More to the point, there really isn’t anything in the General Conference gospel that is demonstrably untrue (as a sidebar, the existence of disagreements in a field about whether the other side is making any sense at all, such as continental philosophy, does not bode well for the validity of the field as a whole). By the time anybody has interpreted the myriad web of evidences for and against something as vast as the gospel that covers so many domains of human knowledge, combined with their own sentiment and experiences, they’ve run everything through so much individually calibrated software that is subject to cognitive biases and preferences that you can’t take somebody’s final end result as evidence of anything, even if they have more powerful hardware.

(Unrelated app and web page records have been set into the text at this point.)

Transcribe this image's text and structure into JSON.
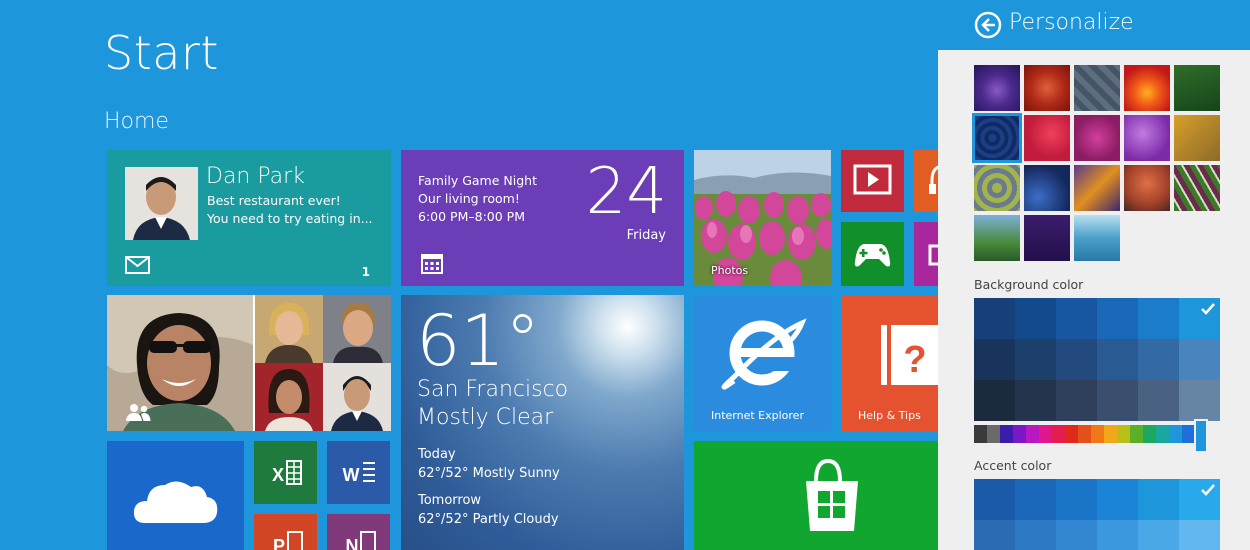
{
  "start": {
    "title": "Start",
    "group": "Home"
  },
  "mail": {
    "name": "Dan Park",
    "line1": "Best restaurant ever!",
    "line2": "You need to try eating in...",
    "count": "1"
  },
  "calendar": {
    "event_title": "Family Game Night",
    "location": "Our living room!",
    "time": "6:00 PM–8:00 PM",
    "day": "24",
    "weekday": "Friday"
  },
  "photos": {
    "label": "Photos"
  },
  "weather": {
    "temp": "61°",
    "city": "San Francisco",
    "condition": "Mostly Clear",
    "today_label": "Today",
    "today_forecast": "62°/52° Mostly Sunny",
    "tomorrow_label": "Tomorrow",
    "tomorrow_forecast": "62°/52° Partly Cloudy"
  },
  "ie": {
    "label": "Internet Explorer"
  },
  "help": {
    "label": "Help & Tips"
  },
  "office": {
    "excel_letter": "X",
    "word_letter": "W",
    "ppt_letter": "P",
    "onenote_letter": "N"
  },
  "pane": {
    "title": "Personalize",
    "background_label": "Background color",
    "accent_label": "Accent color",
    "colors": {
      "accent": "#1e96dc",
      "pane_bg": "#efefef"
    }
  }
}
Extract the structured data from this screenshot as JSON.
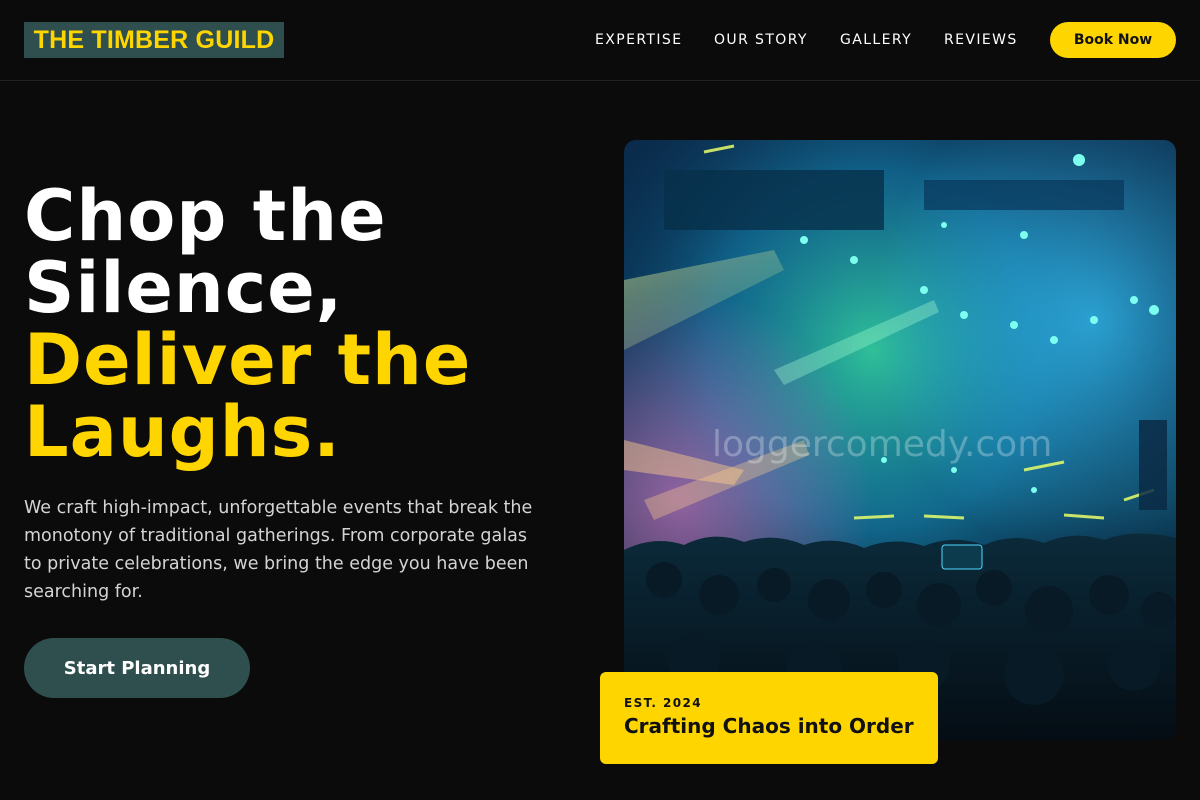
{
  "header": {
    "brand": "THE TIMBER GUILD",
    "nav": [
      "EXPERTISE",
      "OUR STORY",
      "GALLERY",
      "REVIEWS"
    ],
    "cta_label": "Book Now"
  },
  "hero": {
    "title_lines_white": [
      "Chop the",
      "Silence,"
    ],
    "title_lines_yellow": [
      "Deliver the",
      "Laughs."
    ],
    "description": "We craft high-impact, unforgettable events that break the monotony of traditional gatherings. From corporate galas to private celebrations, we bring the edge you have been searching for.",
    "cta_label": "Start Planning"
  },
  "image": {
    "watermark": "loggercomedy.com"
  },
  "badge": {
    "label": "EST. 2024",
    "title": "Crafting Chaos into Order"
  },
  "colors": {
    "accent": "#ffd500",
    "teal": "#2f4f4f",
    "background": "#0b0b0b"
  }
}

The “you have to know for yourself” mantra in the Church is a cliche, but that’s because it’s so vital when we realize the problems of trusting in the arm of flesh, whether for intellectual or spiritual matters (although for some intellectual domains we kind of have to trust in the arm of expert flesh, since it’s not reasonable to expect an individual to have enough casual knowledge in a subject to know for themselves). For example, I’ll admit to having some prurient interest as to whether Thomas Hales, who’s in the running as the smartest person with a Latter-day Saint background, is a TBM, (and no, I’m not going to take a rando in the comments telling me he’s not as evidence of anything), but my personal belief in the veracity of the gospel does not hinge at all on whether he, or any other scholar, is or not, because he has his biases, I have mine, and at the end of the day we have to decide for ourselves based on the data and our own experience. Another person who is in the running for smartest person from a Mormon background, Kip Throne has stated “There are large numbers of my finest colleagues who are quite devout and believe in God, ranging from an abstract humanist God to a very concrete Catholic or Mormon God. There is no fundamental incompatibility between science and religion. I happen to not believe in God.” There’s clearly something more than just raw intellect involved in the decision to believe, and neither the presence of super smart believers, nor their absence, should have an effect on a mature testimony developed from one’s own study and experience with the divine.